Zoodles are great!

  • Could you use two zoodles linked with a dive ring at each end to make a banana boat to provide a fun way to support a swimmer in the water?
  • Could you knot a zoodle so your swimmer can imagine they are using a motorbike/jetski to kick across the pool rather than a float?
  • Could you get your swimmer to put the zoodle between their legs and jump across the pool riding a seahorse? This is a great activity to provide extra support to children with disabilities affecting the strength in their legs to allow them to work on developing their strength & mobility.
  • Could you use a knotted zoodle to allow a child who cannot grip a float due to their disability to rest their hand/arm in the noodle to provide support?

Any other advice for teachers when using equipment for adapted swimming?
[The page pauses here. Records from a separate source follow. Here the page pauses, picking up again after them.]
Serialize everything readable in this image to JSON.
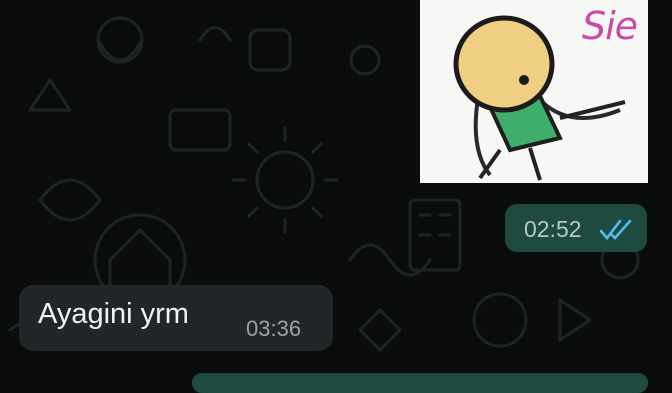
{
  "chat": {
    "wallpaper_icon": "whatsapp-doodle-wallpaper",
    "accent_outgoing": "#1f4a3f",
    "accent_incoming": "#232628",
    "messages": [
      {
        "direction": "outgoing",
        "kind": "sticker",
        "sticker_text": "Sie",
        "sticker_icon": "cartoon-kid-sticker"
      },
      {
        "direction": "outgoing",
        "kind": "status",
        "time": "02:52",
        "status_icon": "double-check-read-icon",
        "status_color": "#53bdeb"
      },
      {
        "direction": "incoming",
        "kind": "text",
        "text": "Ayagini yrm",
        "time": "03:36"
      },
      {
        "direction": "outgoing",
        "kind": "partial"
      }
    ]
  }
}
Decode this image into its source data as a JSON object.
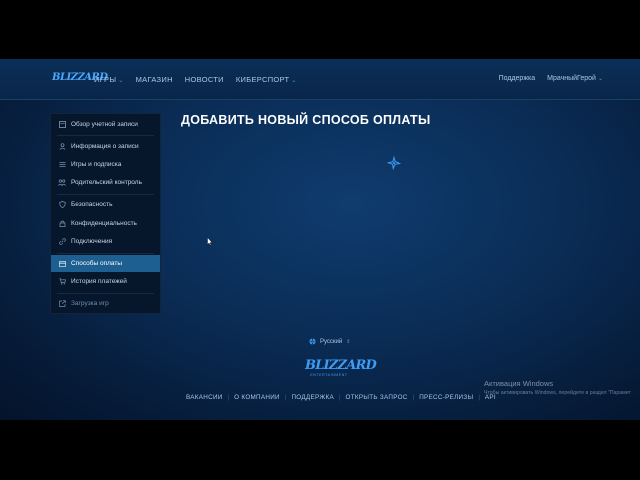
{
  "header": {
    "logo": "BLIZZARD",
    "nav": [
      {
        "label": "ИГРЫ",
        "dropdown": true
      },
      {
        "label": "МАГАЗИН",
        "dropdown": false
      },
      {
        "label": "НОВОСТИ",
        "dropdown": false
      },
      {
        "label": "КИБЕРСПОРТ",
        "dropdown": true
      }
    ],
    "support": "Поддержка",
    "user": "МрачныйГерой",
    "chevron": "⌄"
  },
  "sidebar": {
    "items": [
      {
        "label": "Обзор учетной записи",
        "icon": "overview-icon"
      },
      {
        "label": "Информация о записи",
        "icon": "user-icon"
      },
      {
        "label": "Игры и подписка",
        "icon": "list-icon"
      },
      {
        "label": "Родительский контроль",
        "icon": "parents-icon"
      },
      {
        "label": "Безопасность",
        "icon": "shield-icon"
      },
      {
        "label": "Конфиденциальность",
        "icon": "lock-icon"
      },
      {
        "label": "Подключения",
        "icon": "link-icon"
      },
      {
        "label": "Способы оплаты",
        "icon": "card-icon",
        "active": true
      },
      {
        "label": "История платежей",
        "icon": "cart-icon"
      },
      {
        "label": "Загрузка игр",
        "icon": "download-icon",
        "muted": true
      }
    ]
  },
  "main": {
    "title": "ДОБАВИТЬ НОВЫЙ СПОСОБ ОПЛАТЫ"
  },
  "footer": {
    "language": "Русский",
    "language_chevron": "⇕",
    "logo": "BLIZZARD",
    "logo_sub": "ENTERTAINMENT",
    "links": [
      "ВАКАНСИИ",
      "О КОМПАНИИ",
      "ПОДДЕРЖКА",
      "ОТКРЫТЬ ЗАПРОС",
      "ПРЕСС-РЕЛИЗЫ",
      "API"
    ],
    "separator": "|"
  },
  "activation": {
    "title": "Активация Windows",
    "subtitle": "Чтобы активировать Windows, перейдите в раздел \"Парамет"
  },
  "colors": {
    "accent": "#1e5f92",
    "brand": "#3f9cf5",
    "background": "#0a2c55"
  }
}
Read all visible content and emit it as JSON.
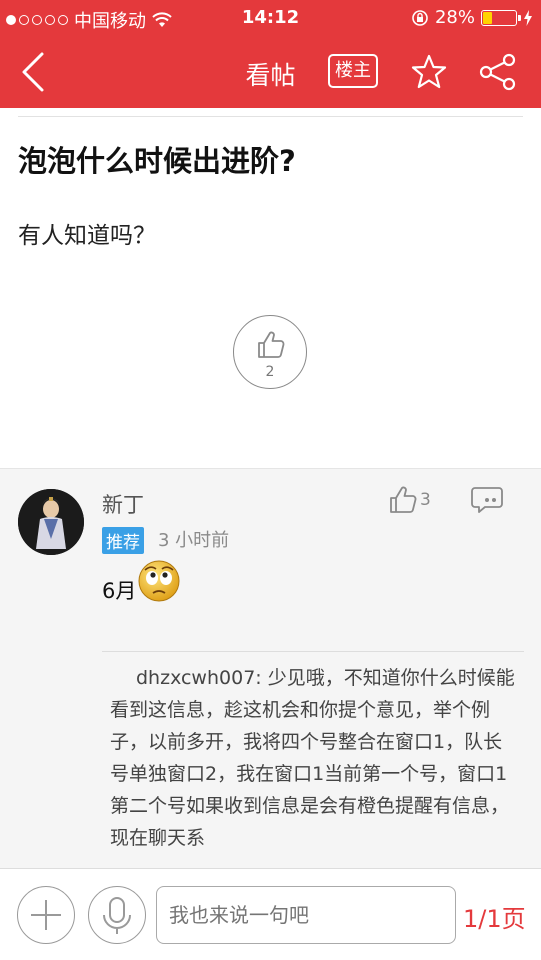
{
  "status": {
    "carrier": "中国移动",
    "time": "14:12",
    "battery": "28%",
    "battery_level": 0.28,
    "signal_bars_filled": 1,
    "signal_bars_total": 5
  },
  "nav": {
    "title": "看帖",
    "louzhu_label": "楼主",
    "back_icon": "back-chevron-icon",
    "star_icon": "star-icon",
    "share_icon": "share-icon"
  },
  "post": {
    "title": "泡泡什么时候出进阶?",
    "body": "有人知道吗？",
    "like_count": "2"
  },
  "reply": {
    "author": "新丁",
    "badge": "推荐",
    "time": "3 小时前",
    "like_count": "3",
    "content": "6月",
    "quote": "dhzxcwh007: 少见哦，不知道你什么时候能看到这信息，趁这机会和你提个意见，举个例子，以前多开，我将四个号整合在窗口1，队长号单独窗口2，我在窗口1当前第一个号，窗口1第二个号如果收到信息是会有橙色提醒有信息，现在聊天系"
  },
  "bottom": {
    "input_placeholder": "我也来说一句吧",
    "page_indicator": "1/1页"
  },
  "colors": {
    "brand_red": "#e4393c",
    "badge_blue": "#3aa0e6"
  }
}
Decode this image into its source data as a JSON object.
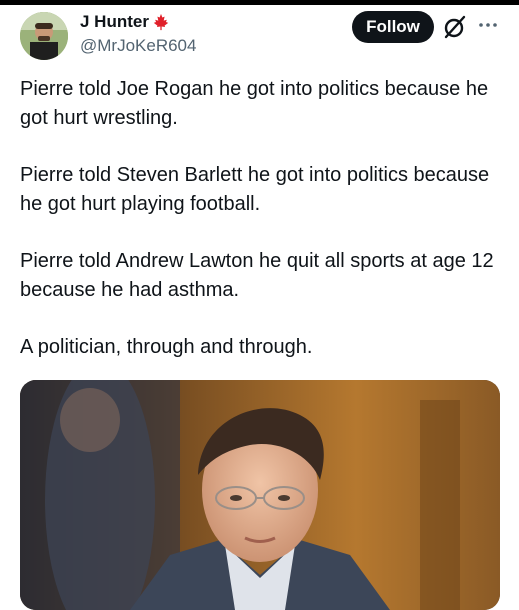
{
  "author": {
    "display_name": "J Hunter",
    "flag_icon": "maple-leaf-icon",
    "handle": "@MrJoKeR604"
  },
  "actions": {
    "follow_label": "Follow",
    "grok_icon": "grok-icon",
    "more_icon": "more-options-icon"
  },
  "tweet": {
    "paragraphs": [
      "Pierre told Joe Rogan he got into politics because he got hurt wrestling.",
      "Pierre told Steven Barlett he got into politics because he got hurt playing football.",
      "Pierre told Andrew Lawton he quit all sports at age 12 because he had asthma.",
      "A politician, through and through."
    ]
  },
  "colors": {
    "text": "#0f1419",
    "secondary": "#536471",
    "button_bg": "#0f1419",
    "flag_red": "#e0202a"
  }
}
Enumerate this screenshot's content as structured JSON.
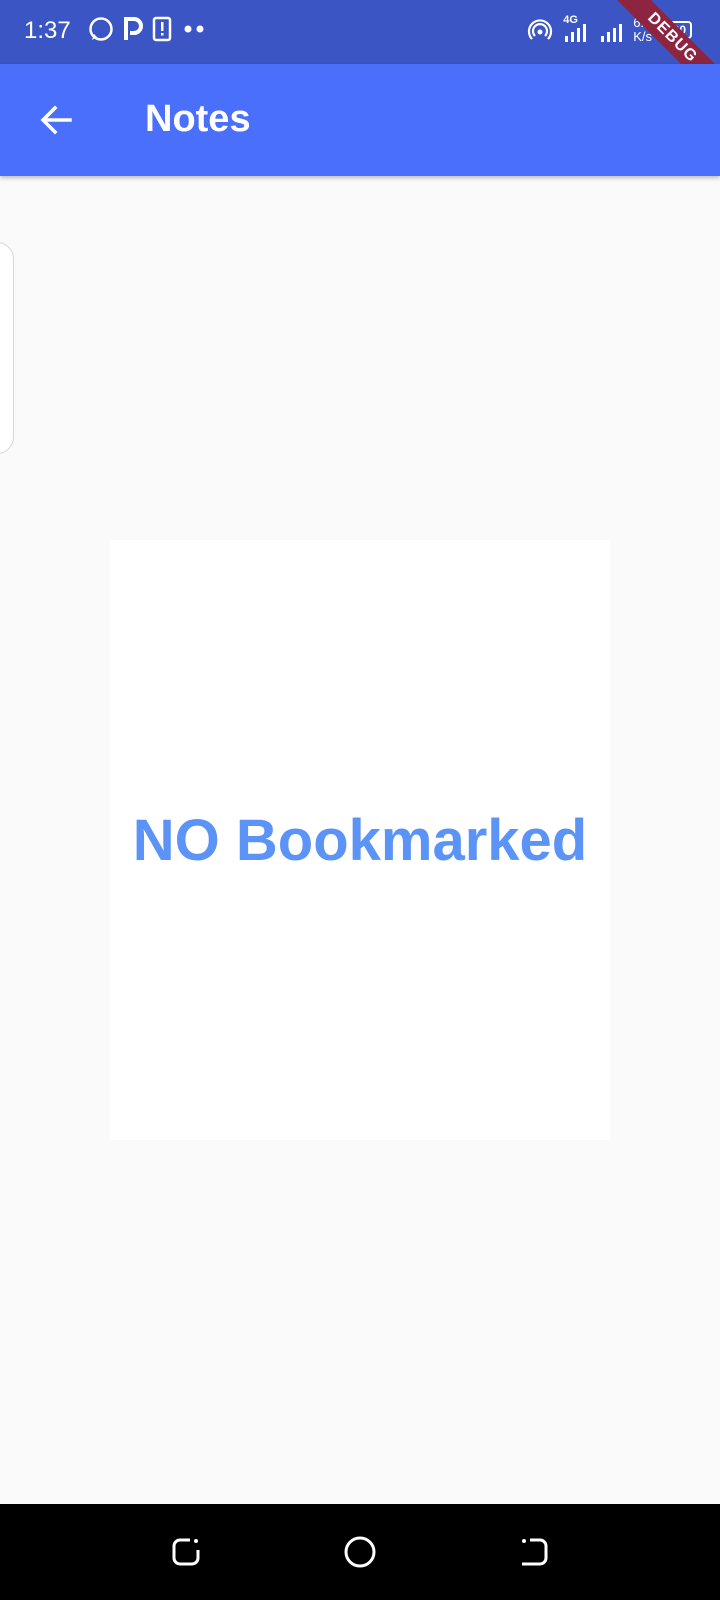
{
  "status_bar": {
    "time": "1:37",
    "network": "4G",
    "speed_top": "6.2",
    "speed_bottom": "K/s",
    "battery": "100",
    "icons": [
      "whatsapp-icon",
      "p-app-icon",
      "alert-icon",
      "dots-icon",
      "hotspot-icon",
      "signal-icon",
      "signal-icon",
      "battery-icon"
    ]
  },
  "debug_banner": "DEBUG",
  "app_bar": {
    "title": "Notes",
    "back_icon": "arrow-back-icon",
    "color": "#4a6ffb"
  },
  "empty_state": {
    "message": "NO Bookmarked",
    "color": "#5b94f6"
  },
  "nav_bar": {
    "icons": [
      "recents-icon",
      "home-icon",
      "back-icon"
    ]
  }
}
Yes, always make sure you ask your swimmers what they enjoyed at the end of the lesson. If they enjoyed using a certain type of equipment in the lesson you can make a note of this and use this in your future delivery to ensure you are delivering a lesson that keeps them engaged and wanting to return to lessons every week to keep having fun and developing their skills.